▶ [RECORDS FOR THE EXERCISE]

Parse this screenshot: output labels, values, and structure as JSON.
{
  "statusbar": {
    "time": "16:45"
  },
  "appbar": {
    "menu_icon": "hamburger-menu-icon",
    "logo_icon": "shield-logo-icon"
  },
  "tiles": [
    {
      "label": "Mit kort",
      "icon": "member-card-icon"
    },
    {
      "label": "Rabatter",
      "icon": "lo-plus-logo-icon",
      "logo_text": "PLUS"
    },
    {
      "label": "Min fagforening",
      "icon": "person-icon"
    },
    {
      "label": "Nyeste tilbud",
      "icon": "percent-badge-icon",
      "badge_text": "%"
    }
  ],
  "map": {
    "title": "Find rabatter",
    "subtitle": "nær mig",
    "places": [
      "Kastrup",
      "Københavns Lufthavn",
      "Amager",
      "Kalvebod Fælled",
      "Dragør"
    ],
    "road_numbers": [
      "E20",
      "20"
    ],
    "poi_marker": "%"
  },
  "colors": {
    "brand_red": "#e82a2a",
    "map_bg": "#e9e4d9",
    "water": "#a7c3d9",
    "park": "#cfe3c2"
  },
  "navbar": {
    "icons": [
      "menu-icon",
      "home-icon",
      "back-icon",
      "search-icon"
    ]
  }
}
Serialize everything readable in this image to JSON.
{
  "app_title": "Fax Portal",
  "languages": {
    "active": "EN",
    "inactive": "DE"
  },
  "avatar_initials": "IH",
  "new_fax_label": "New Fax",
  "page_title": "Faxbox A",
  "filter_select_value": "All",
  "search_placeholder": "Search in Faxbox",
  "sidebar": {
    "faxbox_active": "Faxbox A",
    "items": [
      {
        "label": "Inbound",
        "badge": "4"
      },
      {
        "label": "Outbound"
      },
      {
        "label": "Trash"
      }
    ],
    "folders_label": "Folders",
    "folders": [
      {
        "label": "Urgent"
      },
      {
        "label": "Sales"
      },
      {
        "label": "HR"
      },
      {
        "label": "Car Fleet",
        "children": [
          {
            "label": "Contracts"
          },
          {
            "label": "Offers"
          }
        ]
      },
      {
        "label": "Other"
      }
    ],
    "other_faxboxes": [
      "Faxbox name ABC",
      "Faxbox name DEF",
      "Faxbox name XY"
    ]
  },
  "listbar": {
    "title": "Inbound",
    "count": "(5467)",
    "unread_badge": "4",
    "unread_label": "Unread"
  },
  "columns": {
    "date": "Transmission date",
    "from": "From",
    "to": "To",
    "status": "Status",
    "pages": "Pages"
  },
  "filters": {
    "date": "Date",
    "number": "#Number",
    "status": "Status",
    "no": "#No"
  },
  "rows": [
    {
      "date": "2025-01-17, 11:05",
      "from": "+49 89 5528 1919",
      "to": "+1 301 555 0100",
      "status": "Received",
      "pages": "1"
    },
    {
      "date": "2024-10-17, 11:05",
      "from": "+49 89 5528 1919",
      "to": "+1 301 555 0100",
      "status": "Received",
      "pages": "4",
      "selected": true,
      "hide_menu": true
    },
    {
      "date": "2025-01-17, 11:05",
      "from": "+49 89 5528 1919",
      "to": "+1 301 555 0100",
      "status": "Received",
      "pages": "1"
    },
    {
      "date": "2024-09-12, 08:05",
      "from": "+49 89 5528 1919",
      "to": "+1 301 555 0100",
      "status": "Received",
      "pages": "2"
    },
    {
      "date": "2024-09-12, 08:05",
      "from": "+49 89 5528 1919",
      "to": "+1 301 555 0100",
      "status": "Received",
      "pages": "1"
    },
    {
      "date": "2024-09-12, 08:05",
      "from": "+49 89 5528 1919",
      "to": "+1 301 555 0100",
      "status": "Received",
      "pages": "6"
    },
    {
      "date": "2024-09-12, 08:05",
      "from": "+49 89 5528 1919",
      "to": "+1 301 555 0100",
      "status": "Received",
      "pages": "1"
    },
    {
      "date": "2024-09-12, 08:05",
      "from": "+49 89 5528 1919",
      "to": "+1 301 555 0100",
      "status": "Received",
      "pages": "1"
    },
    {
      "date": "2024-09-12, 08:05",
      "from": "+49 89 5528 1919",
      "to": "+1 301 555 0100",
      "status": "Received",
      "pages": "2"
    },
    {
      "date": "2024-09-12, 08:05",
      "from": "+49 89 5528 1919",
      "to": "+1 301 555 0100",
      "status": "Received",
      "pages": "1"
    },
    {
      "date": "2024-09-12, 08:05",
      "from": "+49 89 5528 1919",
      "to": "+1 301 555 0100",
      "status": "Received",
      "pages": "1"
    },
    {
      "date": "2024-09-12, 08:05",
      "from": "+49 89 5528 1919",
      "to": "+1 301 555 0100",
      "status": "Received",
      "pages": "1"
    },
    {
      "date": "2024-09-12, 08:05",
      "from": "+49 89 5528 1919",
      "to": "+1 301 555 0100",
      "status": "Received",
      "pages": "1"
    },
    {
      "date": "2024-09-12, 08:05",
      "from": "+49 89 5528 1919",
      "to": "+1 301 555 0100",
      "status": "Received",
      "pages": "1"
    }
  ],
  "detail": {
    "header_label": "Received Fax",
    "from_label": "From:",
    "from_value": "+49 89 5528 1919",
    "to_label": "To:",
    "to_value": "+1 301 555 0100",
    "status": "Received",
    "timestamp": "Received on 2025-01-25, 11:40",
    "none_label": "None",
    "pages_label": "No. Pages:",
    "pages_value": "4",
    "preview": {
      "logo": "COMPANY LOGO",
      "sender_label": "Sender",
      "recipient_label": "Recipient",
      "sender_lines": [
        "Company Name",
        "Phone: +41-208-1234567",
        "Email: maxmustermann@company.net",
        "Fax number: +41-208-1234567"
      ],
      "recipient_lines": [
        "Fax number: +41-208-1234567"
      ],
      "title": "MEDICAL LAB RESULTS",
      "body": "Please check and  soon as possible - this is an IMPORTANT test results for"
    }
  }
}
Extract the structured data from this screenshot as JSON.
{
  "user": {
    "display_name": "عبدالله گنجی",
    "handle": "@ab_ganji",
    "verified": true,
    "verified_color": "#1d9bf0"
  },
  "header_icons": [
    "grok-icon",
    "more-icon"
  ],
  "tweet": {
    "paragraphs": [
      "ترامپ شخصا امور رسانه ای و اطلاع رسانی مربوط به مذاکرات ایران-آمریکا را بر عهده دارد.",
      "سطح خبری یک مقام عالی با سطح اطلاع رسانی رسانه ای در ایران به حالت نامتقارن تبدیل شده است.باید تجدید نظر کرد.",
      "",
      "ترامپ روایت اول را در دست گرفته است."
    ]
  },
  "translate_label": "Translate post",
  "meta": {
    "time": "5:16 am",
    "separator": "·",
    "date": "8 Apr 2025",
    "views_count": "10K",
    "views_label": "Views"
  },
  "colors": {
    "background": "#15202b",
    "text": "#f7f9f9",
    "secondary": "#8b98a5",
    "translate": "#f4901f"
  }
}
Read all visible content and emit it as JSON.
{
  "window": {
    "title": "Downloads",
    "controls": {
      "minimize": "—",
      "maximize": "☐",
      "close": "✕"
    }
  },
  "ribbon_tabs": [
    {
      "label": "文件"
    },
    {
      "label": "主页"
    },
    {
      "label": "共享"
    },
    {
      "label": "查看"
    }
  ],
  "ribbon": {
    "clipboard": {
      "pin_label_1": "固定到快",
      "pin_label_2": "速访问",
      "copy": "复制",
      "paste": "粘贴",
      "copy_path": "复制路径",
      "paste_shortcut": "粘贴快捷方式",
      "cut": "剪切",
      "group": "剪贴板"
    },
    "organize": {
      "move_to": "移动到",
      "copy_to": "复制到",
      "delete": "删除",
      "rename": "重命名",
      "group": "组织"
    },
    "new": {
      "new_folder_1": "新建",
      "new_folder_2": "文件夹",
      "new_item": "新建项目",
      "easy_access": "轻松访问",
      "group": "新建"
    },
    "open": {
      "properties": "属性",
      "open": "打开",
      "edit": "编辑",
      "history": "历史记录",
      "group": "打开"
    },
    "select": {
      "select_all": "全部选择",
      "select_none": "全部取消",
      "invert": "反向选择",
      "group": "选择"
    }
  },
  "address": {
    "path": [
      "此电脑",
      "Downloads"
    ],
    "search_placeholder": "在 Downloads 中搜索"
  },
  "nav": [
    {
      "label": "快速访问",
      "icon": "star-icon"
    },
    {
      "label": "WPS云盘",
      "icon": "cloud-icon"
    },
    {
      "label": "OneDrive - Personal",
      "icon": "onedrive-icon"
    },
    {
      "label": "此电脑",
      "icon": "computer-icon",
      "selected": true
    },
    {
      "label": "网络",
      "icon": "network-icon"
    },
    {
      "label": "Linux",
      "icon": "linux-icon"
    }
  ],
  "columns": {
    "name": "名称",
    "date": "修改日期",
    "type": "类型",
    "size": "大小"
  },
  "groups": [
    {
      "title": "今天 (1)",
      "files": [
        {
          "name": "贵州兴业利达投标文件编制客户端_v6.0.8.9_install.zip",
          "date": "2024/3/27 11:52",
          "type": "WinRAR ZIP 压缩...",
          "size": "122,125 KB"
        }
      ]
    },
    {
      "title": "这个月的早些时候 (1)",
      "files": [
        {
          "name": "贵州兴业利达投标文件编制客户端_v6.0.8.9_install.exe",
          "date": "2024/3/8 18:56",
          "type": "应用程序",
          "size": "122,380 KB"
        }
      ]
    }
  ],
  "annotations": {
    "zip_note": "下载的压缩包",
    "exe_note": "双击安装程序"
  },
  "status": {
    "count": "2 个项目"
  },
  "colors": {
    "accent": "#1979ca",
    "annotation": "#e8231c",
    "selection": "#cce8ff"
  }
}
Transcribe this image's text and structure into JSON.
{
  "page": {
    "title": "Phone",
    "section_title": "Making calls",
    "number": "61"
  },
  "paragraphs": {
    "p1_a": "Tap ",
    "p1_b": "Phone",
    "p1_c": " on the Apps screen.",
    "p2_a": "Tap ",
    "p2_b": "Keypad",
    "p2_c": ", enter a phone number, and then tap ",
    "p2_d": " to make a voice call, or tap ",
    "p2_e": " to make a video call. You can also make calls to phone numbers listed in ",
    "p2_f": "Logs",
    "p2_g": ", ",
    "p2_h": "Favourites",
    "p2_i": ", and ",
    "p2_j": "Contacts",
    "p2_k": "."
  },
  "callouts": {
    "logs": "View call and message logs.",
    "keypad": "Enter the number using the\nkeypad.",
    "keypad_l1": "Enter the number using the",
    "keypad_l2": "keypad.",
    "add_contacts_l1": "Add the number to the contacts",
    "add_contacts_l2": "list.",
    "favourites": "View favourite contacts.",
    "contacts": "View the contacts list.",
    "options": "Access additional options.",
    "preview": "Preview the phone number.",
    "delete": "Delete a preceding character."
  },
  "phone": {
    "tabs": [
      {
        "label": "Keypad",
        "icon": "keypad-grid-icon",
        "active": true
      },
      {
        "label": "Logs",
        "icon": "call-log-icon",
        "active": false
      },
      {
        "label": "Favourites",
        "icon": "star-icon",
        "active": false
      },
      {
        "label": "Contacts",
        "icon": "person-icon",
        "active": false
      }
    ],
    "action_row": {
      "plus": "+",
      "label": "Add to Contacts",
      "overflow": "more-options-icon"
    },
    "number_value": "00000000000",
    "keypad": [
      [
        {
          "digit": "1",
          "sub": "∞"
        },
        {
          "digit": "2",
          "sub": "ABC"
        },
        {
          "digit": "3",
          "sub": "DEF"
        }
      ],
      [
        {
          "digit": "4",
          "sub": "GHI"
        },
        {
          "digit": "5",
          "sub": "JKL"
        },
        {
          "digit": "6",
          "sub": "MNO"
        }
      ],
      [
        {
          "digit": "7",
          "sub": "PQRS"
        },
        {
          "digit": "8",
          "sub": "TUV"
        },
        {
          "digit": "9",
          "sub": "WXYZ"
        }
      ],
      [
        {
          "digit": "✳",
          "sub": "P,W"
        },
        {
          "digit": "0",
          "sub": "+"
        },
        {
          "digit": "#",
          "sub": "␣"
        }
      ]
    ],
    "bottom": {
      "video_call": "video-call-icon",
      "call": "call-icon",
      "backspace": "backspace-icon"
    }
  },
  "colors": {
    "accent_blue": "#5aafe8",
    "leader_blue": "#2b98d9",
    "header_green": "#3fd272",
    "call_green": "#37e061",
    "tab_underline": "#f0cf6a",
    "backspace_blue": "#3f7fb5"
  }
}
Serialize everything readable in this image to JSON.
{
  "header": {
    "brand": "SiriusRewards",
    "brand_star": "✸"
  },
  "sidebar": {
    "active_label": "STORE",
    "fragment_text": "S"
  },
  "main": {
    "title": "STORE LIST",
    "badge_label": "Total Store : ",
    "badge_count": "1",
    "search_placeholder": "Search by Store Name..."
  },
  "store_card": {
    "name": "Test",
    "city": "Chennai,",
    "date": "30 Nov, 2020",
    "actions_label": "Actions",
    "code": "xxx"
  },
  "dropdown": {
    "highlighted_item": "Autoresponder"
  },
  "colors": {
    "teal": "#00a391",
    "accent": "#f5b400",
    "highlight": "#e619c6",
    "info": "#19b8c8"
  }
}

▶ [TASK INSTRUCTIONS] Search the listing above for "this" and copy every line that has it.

▶ [EXERCISE OUTPUT]
Parse this screenshot: output labels, values, and structure as JSON.
Serialize everything readable in this image to JSON.
      "body": "Please check and  soon as possible - this is an IMPORTANT test results for"
Extract the structured data from this screenshot as JSON.
Transcribe this image's text and structure into JSON.
Serialize everything readable in this image to JSON.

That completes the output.